Being first up to write honestly about the dark night of my writing soul is a bit like being the first one in the lake at the beginning of summer.

I stand at the end of the dock, warmed by the June sun on my shoulders and squint into the glint off the water. It's a lovely picture, but if the lake is still deceptively frigid, the cold will squeeze my lungs with an iron fist.

Here's the funny thing: I thought I'd been honest all along. Now, poised to jump, I recognize that in the name of not being labeled ungrateful, faithless, a quitter (that one really stings), too circumspect, a party-pooper, or unworthy, perhaps not called at all or even talented, I barely know where to start with this truth business.

Perhaps it's enough to know I'm tempted to take a job at Taco Bell, clear the bookshelves of all writing books, and convert my office into (gasp!) a TV room with a futon. In other words, remove all that reminds me that I didn't live up to my potential.

The boxes of unsold books must go, too.

And yet, I write most days, plugging away at a story I'm convinced is absolute dreck. Still, I can't help but marvel at the accumulation of pages each day, and when I read from the beginning (as I just did), I'm surprised that the story is not quite as awful as I'd feared. But not as good as I'd hoped, either.

If storytelling were a drug, I would be a junkie.

It makes no practical sense for me to continue writing. I'm in debt to myself (actually my husband, but he doesn't keep track of these things like I do) for the release of my last book. Also, I'm an extrovert craving the company of people other than made-up characters. And I fear that my precious time on earth is being squandered dreaming up plot points, distilling a phrase to the most concise word, and researching the sound of waves under a pier.

There are lost people out there. Hungry people. Enslaved people. Angry people. Doesn't God

Cookies, as promised.















Wednesday, September 10, 2014

Not going gently into that dark night... of the soul


For six years the six of us have walked alongside you, our readers, sharing with you our collective knowledge and insights about writing. In many ways, we’ve let you eavesdrop not only on things we have taught you, but on our interactions with each other.

We six have something extraordinary, and we know it. One thing that people always notice—and speak of—is the remarkable unity between us. The tenderness and kindness and great affection in our words to each other. The lack of competition, the wholehearted support and love we have for each other.

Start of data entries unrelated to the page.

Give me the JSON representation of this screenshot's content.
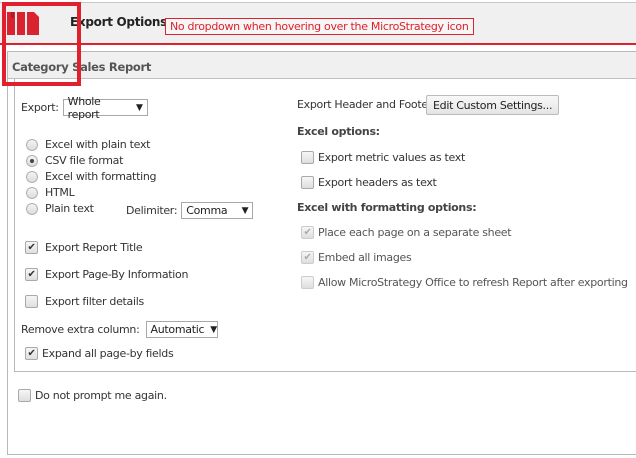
{
  "header": {
    "title": "Export Options",
    "annotation": "No dropdown when hovering over the MicroStrategy icon"
  },
  "report": {
    "title": "Category Sales Report"
  },
  "left": {
    "export_label": "Export:",
    "export_value": "Whole report",
    "formats": [
      {
        "label": "Excel with plain text",
        "selected": false
      },
      {
        "label": "CSV file format",
        "selected": true
      },
      {
        "label": "Excel with formatting",
        "selected": false
      },
      {
        "label": "HTML",
        "selected": false
      },
      {
        "label": "Plain text",
        "selected": false
      }
    ],
    "delimiter_label": "Delimiter:",
    "delimiter_value": "Comma",
    "export_report_title": "Export Report Title",
    "export_page_by": "Export Page-By Information",
    "export_filter": "Export filter details",
    "remove_extra_label": "Remove extra column:",
    "remove_extra_value": "Automatic",
    "expand_page_by": "Expand all page-by fields"
  },
  "right": {
    "header_footer_label": "Export Header and Footer:",
    "edit_button": "Edit Custom Settings...",
    "excel_options": "Excel options:",
    "metric_text": "Export metric values as text",
    "headers_text": "Export headers as text",
    "excel_fmt_options": "Excel with formatting options:",
    "separate_sheet": "Place each page on a separate sheet",
    "embed_images": "Embed all images",
    "allow_refresh": "Allow MicroStrategy Office to refresh Report after exporting"
  },
  "footer": {
    "do_not_prompt": "Do not prompt me again."
  },
  "check_glyph": "✔"
}
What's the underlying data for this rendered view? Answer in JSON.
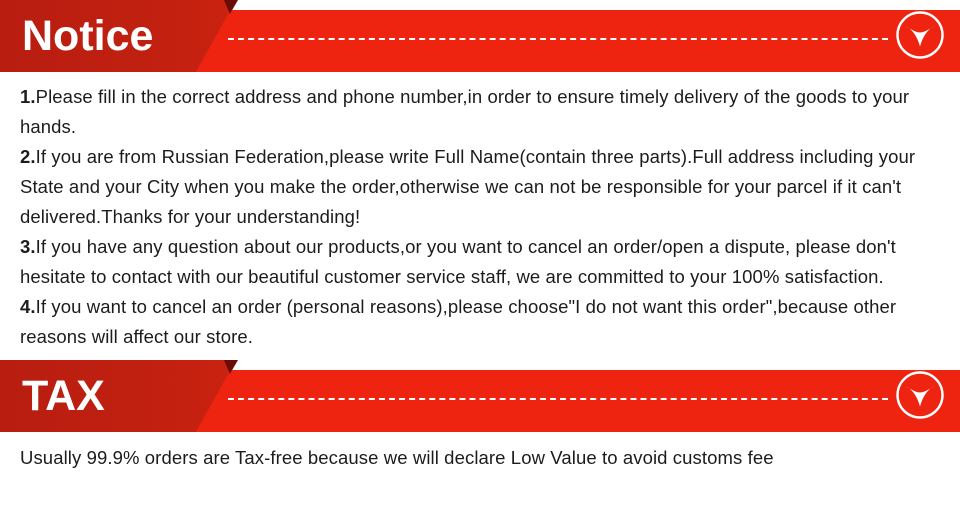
{
  "sections": [
    {
      "banner": {
        "title": "Notice",
        "icon": "chevron-down-circle-icon"
      },
      "paragraphs": [
        {
          "num": "1.",
          "text": "Please fill in the correct address and phone number,in order to ensure timely delivery of the goods to your hands."
        },
        {
          "num": "2.",
          "text": "If you are from Russian Federation,please write Full Name(contain three parts).Full address including your State and your City when you make the order,otherwise we can not be responsible for your parcel if it can't delivered.Thanks for your understanding!"
        },
        {
          "num": "3.",
          "text": "If you have any question about our products,or you want to cancel an order/open a dispute, please don't hesitate to contact with our beautiful customer service staff, we are committed to your 100% satisfaction."
        },
        {
          "num": "4.",
          "text": "If you want to cancel an order (personal reasons),please choose\"I do not want this order\",because other reasons will affect our store."
        }
      ]
    },
    {
      "banner": {
        "title": "TAX",
        "icon": "chevron-down-circle-icon"
      },
      "paragraphs": [
        {
          "num": "",
          "text": "Usually 99.9% orders are Tax-free because we will declare Low Value to avoid customs fee"
        }
      ]
    }
  ],
  "colors": {
    "label_red": "#c02010",
    "band_red": "#ee2411",
    "fold_dark": "#6b0d06",
    "text": "#1c1c1c",
    "white": "#ffffff"
  }
}
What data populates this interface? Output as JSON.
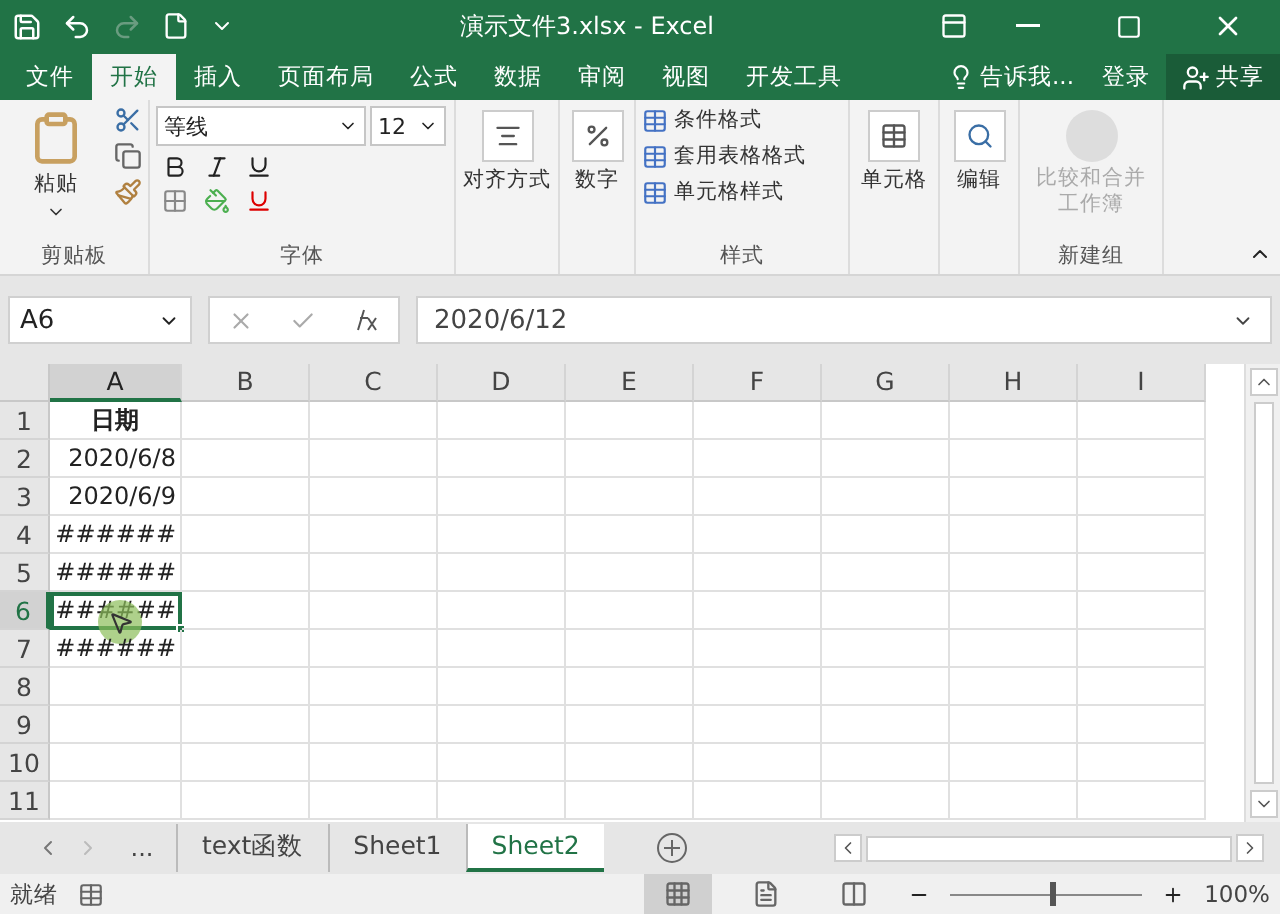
{
  "window": {
    "title": "演示文件3.xlsx - Excel"
  },
  "menu_tabs": [
    {
      "label": "文件",
      "selected": false
    },
    {
      "label": "开始",
      "selected": true
    },
    {
      "label": "插入",
      "selected": false
    },
    {
      "label": "页面布局",
      "selected": false
    },
    {
      "label": "公式",
      "selected": false
    },
    {
      "label": "数据",
      "selected": false
    },
    {
      "label": "审阅",
      "selected": false
    },
    {
      "label": "视图",
      "selected": false
    },
    {
      "label": "开发工具",
      "selected": false
    }
  ],
  "tell_me": "告诉我...",
  "sign_in": "登录",
  "share": "共享",
  "ribbon": {
    "clipboard": {
      "paste": "粘贴",
      "label": "剪贴板"
    },
    "font": {
      "name": "等线",
      "size": "12",
      "label": "字体"
    },
    "alignment": {
      "label": "对齐方式"
    },
    "number": {
      "label": "数字"
    },
    "styles": {
      "items": [
        "条件格式",
        "套用表格格式",
        "单元格样式"
      ],
      "label": "样式"
    },
    "cells": {
      "label": "单元格"
    },
    "editing": {
      "label": "编辑"
    },
    "new_group": {
      "button": "比较和合并工作簿",
      "disabled": true,
      "label": "新建组"
    }
  },
  "name_box": "A6",
  "formula": "2020/6/12",
  "columns": [
    {
      "label": "A",
      "selected": true
    },
    {
      "label": "B",
      "selected": false
    },
    {
      "label": "C",
      "selected": false
    },
    {
      "label": "D",
      "selected": false
    },
    {
      "label": "E",
      "selected": false
    },
    {
      "label": "F",
      "selected": false
    },
    {
      "label": "G",
      "selected": false
    },
    {
      "label": "H",
      "selected": false
    },
    {
      "label": "I",
      "selected": false
    }
  ],
  "rows": [
    {
      "header": "1",
      "a": "日期",
      "bold": true,
      "selected": false
    },
    {
      "header": "2",
      "a": "2020/6/8",
      "bold": false,
      "selected": false
    },
    {
      "header": "3",
      "a": "2020/6/9",
      "bold": false,
      "selected": false
    },
    {
      "header": "4",
      "a": "######",
      "bold": false,
      "selected": false
    },
    {
      "header": "5",
      "a": "######",
      "bold": false,
      "selected": false
    },
    {
      "header": "6",
      "a": "######",
      "bold": false,
      "selected": true
    },
    {
      "header": "7",
      "a": "######",
      "bold": false,
      "selected": false
    },
    {
      "header": "8",
      "selected": false
    },
    {
      "header": "9",
      "selected": false
    },
    {
      "header": "10",
      "selected": false
    },
    {
      "header": "11",
      "selected": false
    }
  ],
  "sheet_more": "...",
  "sheets": [
    {
      "label": "text函数",
      "selected": false
    },
    {
      "label": "Sheet1",
      "selected": false
    },
    {
      "label": "Sheet2",
      "selected": true
    }
  ],
  "status": "就绪",
  "views": [
    {
      "kind": "normal",
      "selected": true
    },
    {
      "kind": "layout",
      "selected": false
    },
    {
      "kind": "pagebreak",
      "selected": false
    }
  ],
  "zoom": {
    "level": 0.53,
    "reading": "100%"
  }
}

We began the blog as hotshot writers, riding the successes of recently-published books. Some of us won awards, all of us were congratulated by someone. Our agents at Books & Such whose names we bless forever for bringing us together, saw something we all had in common and put us together. And it was love at first sight for all of us.

But something has happened to each of us. For some, our salaried jobs have sapped our writing time. For others, we have faced tragedy of startling varieties. Economic realities—and great loss—has been the portion of others of us. And there is more. But what has happened to one of us, we feel, has happened to all. Often for each other flows, as the old song says, the sympathizing tear.

We are one. In ways we cannot explain to others, we are one.

We are losing ourselves in each other: You’ll not see our individual pictures nor will we sign what we write other than by our collective name, Unity. No longer will NovelMatters be a place to get advice, but to read journal entries, poems, rants, character sketches and scenes that do what writing is supposed to do: show, not tell.

Other, greater, writers than us have acknowledged their Grief Observed (C. S. Lewis), their spiritual bereavement and begged, Come be My Light (Mother Teresa), and have whispered the prayer of Madeleine L'Engle. (See below.)  

And we want, out of the loss and the dark night of our collective soul, to use the gift of language God gave us to talk about the things that authors often don’t talk about.

We will end each post without punctuation. We want the conversation to go on, in your heart.

We feel the privilege of honesty that will give a haven of fellowship for others.

Welcome. Come sit with us.

Are you wanting to pray this prayer? 


What we want more than anything